"It's not rocket science to say, 'Hey wouldn't that be great to have that without the tracking part of it,'" Guy "Bud" Tribble told CNET. "Our whole point of view is giving more control to the user over things like their data."
The feature originated when Apple's own workers began questioning third-party options.
"Some of us have probably used social media single-sign on ourselves," Tribble admitted.
Many apps and websites now offer social media sign-on options, reflecting the fact that there are so many online services that it can be impossible to remember logins for all of them. In fact the technology often lets people sign into services they've never used before.
"Sign in with Apple" lets people do the same, but with better control over what if any data is shared. In fact the service generates spoof forwarding addresses for email, allowing people to shut off communications on the fly. Perhaps controversially the feature will be mandatory for all iOS apps that offer some form of social media sign-on.
Tribble tangentially noted that while Apple reviews some 100,000 App Store submissions per week, about 40% of those are rejected, frequently for privacy concerns.
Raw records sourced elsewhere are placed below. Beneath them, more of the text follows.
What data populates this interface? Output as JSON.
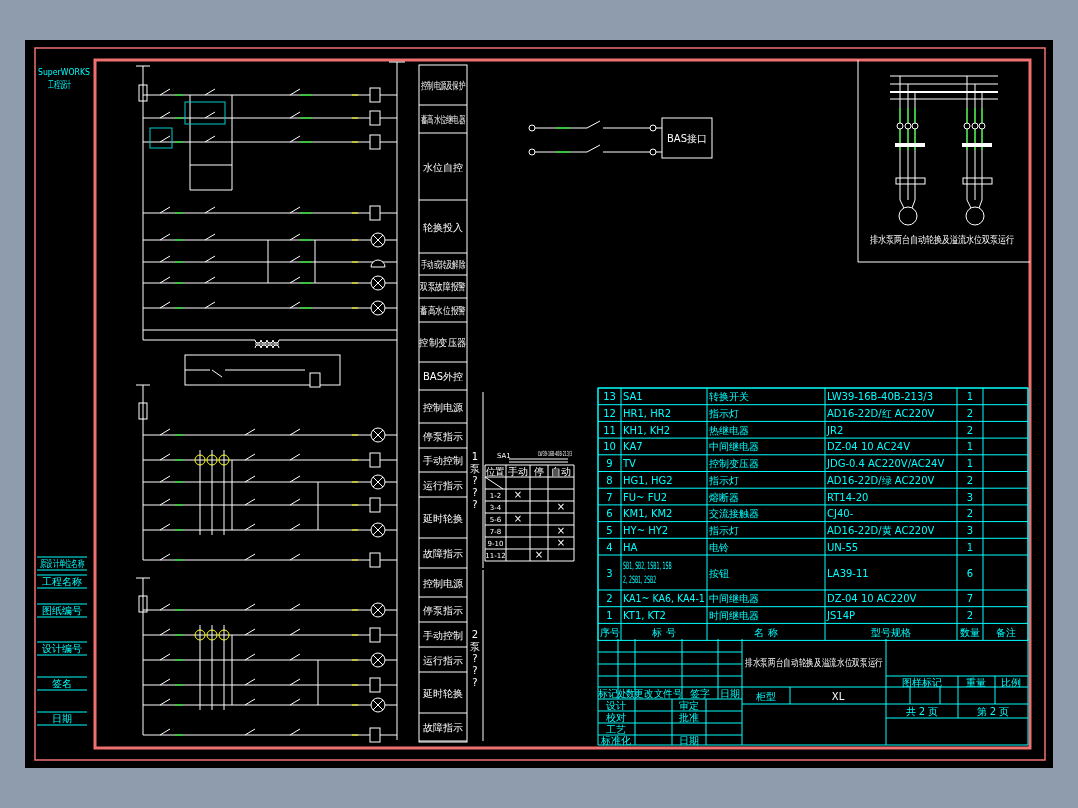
{
  "sidebar": {
    "logo": "SuperWORKS",
    "subtitle": "工程设计",
    "fields": [
      "原设计单位名称",
      "工程名称",
      "图纸编号",
      "设计编号",
      "签名",
      "日期"
    ]
  },
  "section_labels": [
    {
      "label": "控制电源及保护"
    },
    {
      "label": "蓄高水位继电器"
    },
    {
      "label": "水位自控"
    },
    {
      "label": "轮换投入"
    },
    {
      "label": "手动或转及解除"
    },
    {
      "label": "双泵故障报警"
    },
    {
      "label": "蓄高水位报警"
    },
    {
      "label": "控制变压器"
    },
    {
      "label": "BAS外控"
    }
  ],
  "pump_groups": [
    {
      "side_label": "1泵???",
      "labels": [
        "控制电源",
        "停泵指示",
        "手动控制",
        "运行指示",
        "延时轮换",
        "故障指示"
      ]
    },
    {
      "side_label": "2泵???",
      "labels": [
        "控制电源",
        "停泵指示",
        "手动控制",
        "运行指示",
        "延时轮换",
        "故障指示"
      ]
    }
  ],
  "bas_box": "BAS接口",
  "switch_table": {
    "title": "SA1",
    "model": "LW39-16B-40B-213/3",
    "columns": [
      "位置",
      "手动",
      "停",
      "自动"
    ],
    "rows": [
      [
        "1-2",
        "×",
        "",
        ""
      ],
      [
        "3-4",
        "",
        "",
        "×"
      ],
      [
        "5-6",
        "×",
        "",
        ""
      ],
      [
        "7-8",
        "",
        "",
        "×"
      ],
      [
        "9-10",
        "",
        "",
        "×"
      ],
      [
        "11-12",
        "",
        "×",
        ""
      ]
    ]
  },
  "motor_diagram": {
    "caption": "排水泵两台自动轮换及溢流水位双泵运行"
  },
  "parts_table": {
    "rows": [
      [
        "13",
        "SA1",
        "转换开关",
        "LW39-16B-40B-213/3",
        "1",
        ""
      ],
      [
        "12",
        "HR1, HR2",
        "指示灯",
        "AD16-22D/红 AC220V",
        "2",
        ""
      ],
      [
        "11",
        "KH1, KH2",
        "热继电器",
        "JR2",
        "2",
        ""
      ],
      [
        "10",
        "KA7",
        "中间继电器",
        "DZ-04 10 AC24V",
        "1",
        ""
      ],
      [
        "9",
        "TV",
        "控制变压器",
        "JDG-0.4 AC220V/AC24V",
        "1",
        ""
      ],
      [
        "8",
        "HG1, HG2",
        "指示灯",
        "AD16-22D/绿 AC220V",
        "2",
        ""
      ],
      [
        "7",
        "FU~ FU2",
        "熔断器",
        "RT14-20",
        "3",
        ""
      ],
      [
        "6",
        "KM1, KM2",
        "交流接触器",
        "CJ40-",
        "2",
        ""
      ],
      [
        "5",
        "HY~ HY2",
        "指示灯",
        "AD16-22D/黄 AC220V",
        "3",
        ""
      ],
      [
        "4",
        "HA",
        "电铃",
        "UN-55",
        "1",
        ""
      ],
      [
        "3",
        "SB1, SB2, 1SB1, 1SB2, 2SB1, 2SB2",
        "按钮",
        "LA39-11",
        "6",
        ""
      ],
      [
        "2",
        "KA1~ KA6, KA4-1",
        "中间继电器",
        "DZ-04 10 AC220V",
        "7",
        ""
      ],
      [
        "1",
        "KT1, KT2",
        "时间继电器",
        "JS14P",
        "2",
        ""
      ]
    ],
    "header_row": [
      "序号",
      "标  号",
      "名  称",
      "型号规格",
      "数量",
      "备注"
    ]
  },
  "title_block": {
    "title": "排水泵两台自动轮换及溢流水位双泵运行",
    "revision_headers": [
      "标记",
      "处数",
      "更改文件号",
      "签字",
      "日期"
    ],
    "signoff": [
      "设计",
      "审定",
      "校对",
      "批准",
      "工艺",
      "标准化",
      "日期"
    ],
    "cabinet_label": "柜型",
    "cabinet_value": "XL",
    "mark_headers": [
      "图样标记",
      "重量",
      "比例"
    ],
    "sheets_total": "共 2 页",
    "sheet_number": "第 2 页"
  }
}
The priority is said to be tossing apps that try to fool people or ask for unnecessary permissions.